The New York Times calls Romney's performance in the debate last week "dominant." I think "domineering" is the better word. Whatever you think it was, it's been effective in three "battleground" states where voters are giving Romney the edge because of his "leadership." Of course, until we get over dominance and domineering, America is not going to be a happy country in a safe world where we are respected. That's not an opinion. That's just life's lessons.
Fortunately, the Times adds, the economy is giving Obama the edge. That's called substance winning over style.

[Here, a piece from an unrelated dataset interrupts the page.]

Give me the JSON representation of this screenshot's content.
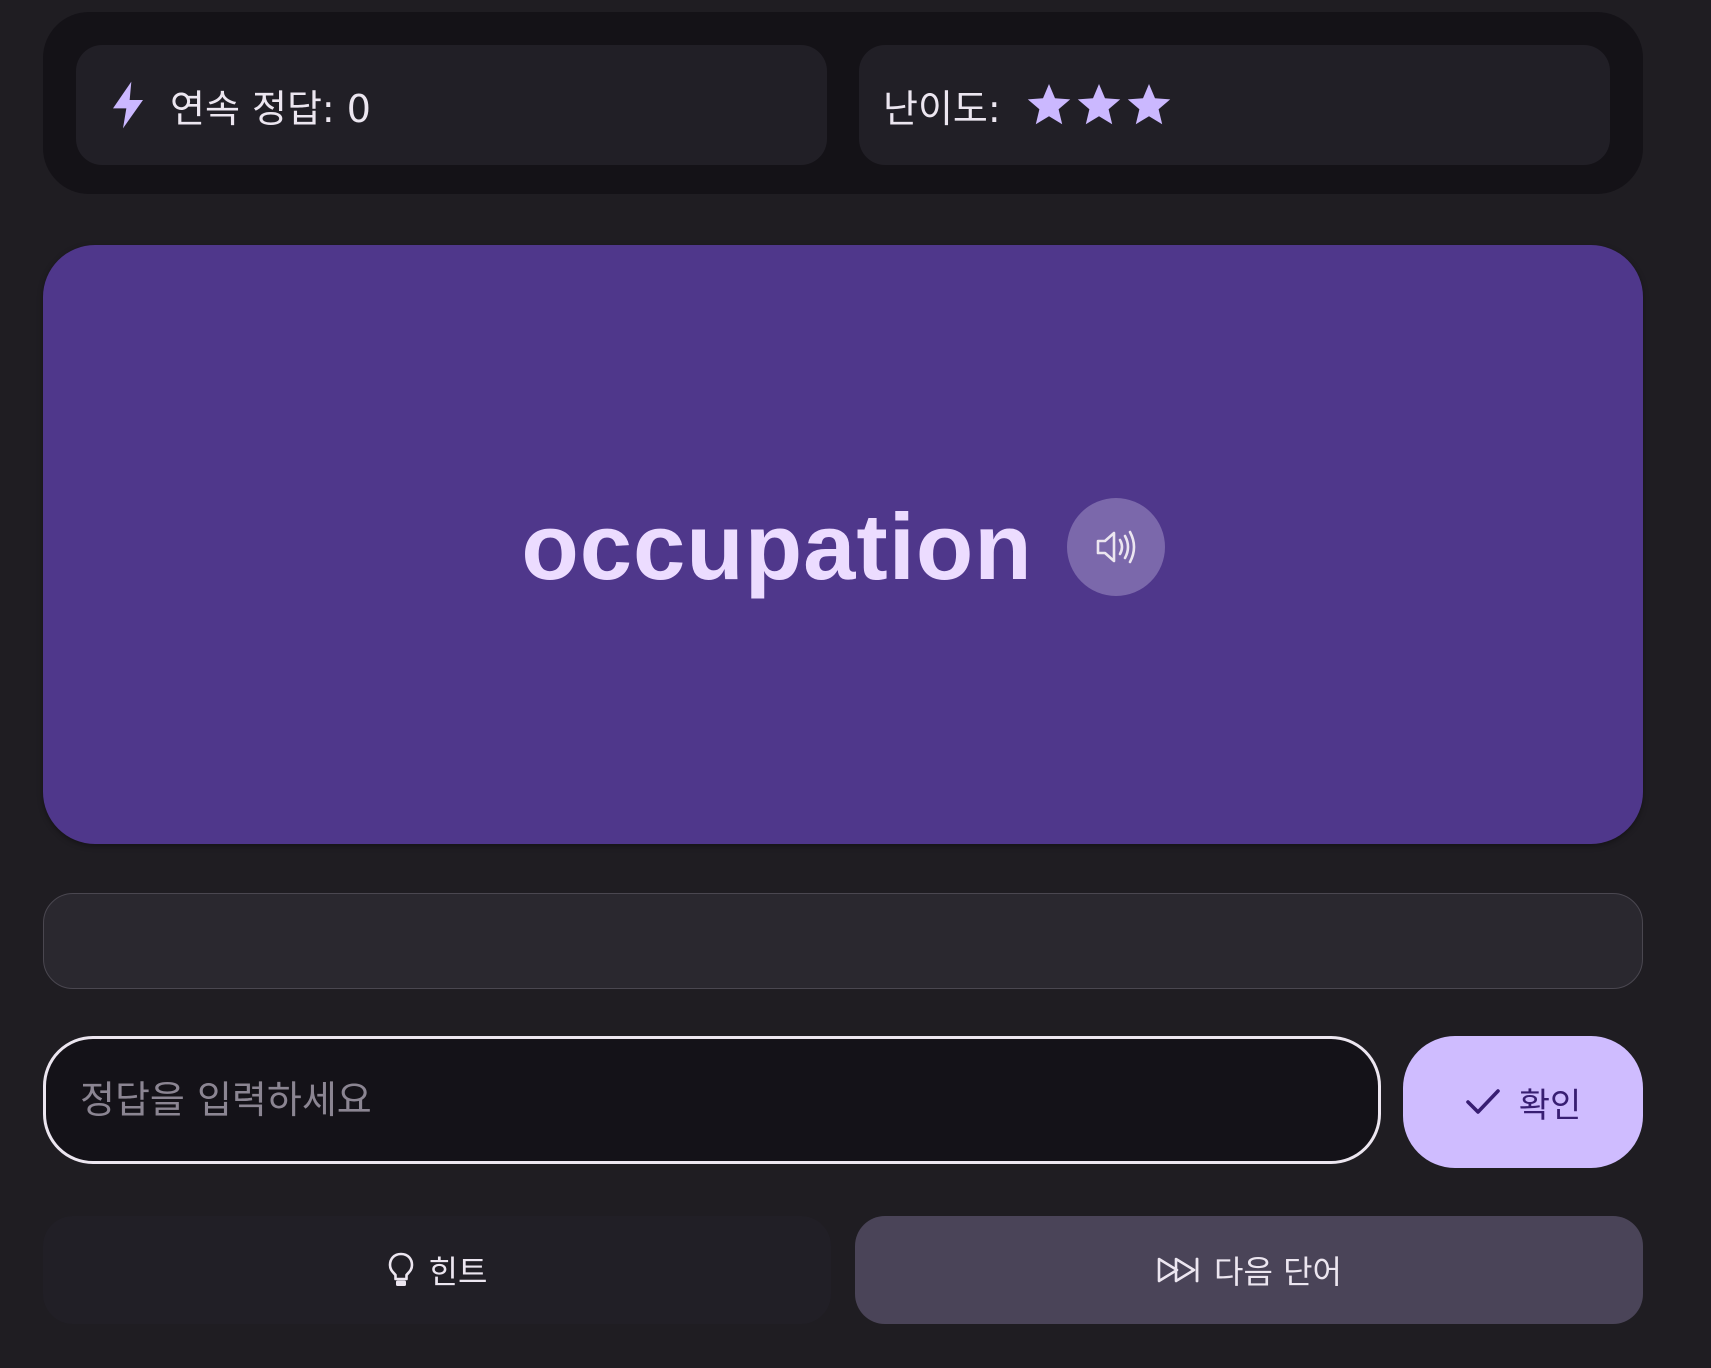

The latest Quinnipiac University/New York Times/CBS News poll, of likely voters in the three states, Colorado, Virginia and Wisconsin, found no sharp movement after the debate and the news last Friday that the unemployment rate in September had dropped below 8 percent for the first time since Mr. Obama took office.
But the poll suggested that Mr. Romney had gained strength in a number of ways since last month and that Mr. Obama’s best defense is the somewhat brighter economic outlook and the fact that voters continue to relate to him more than they do to his opponent.
Mr. Romney’s backers now support him more fervently than before. ...NYT
Something keeps happening, though, in this particular election that I don't remember seeing before. Weary from economic difficulties, many voters seem to be closer to reality than we have been in the past. In responses to reporters and pollsters, home truths seem to pull people back to reality.
Suzanne DiLisi, 44, a restaurant worker from Marshall, Va., said Wednesday that she planned to vote for Mr. Obama because of concerns that Mr. Romney would not help lower-income people like herself.
“Financially speaking, I believe Romney will cut the debt,” Ms. DiLisi said. “But he will do it at the expense of people who are already suffering.” She pointed to Mr. Romney’s comment that 47 percent of Americans are dependent on government.
“Those remarks, they were awful,” she said. ...NYT
Romney is, we could say, "dominant" when it comes to making revealing remarks on the campaign trail.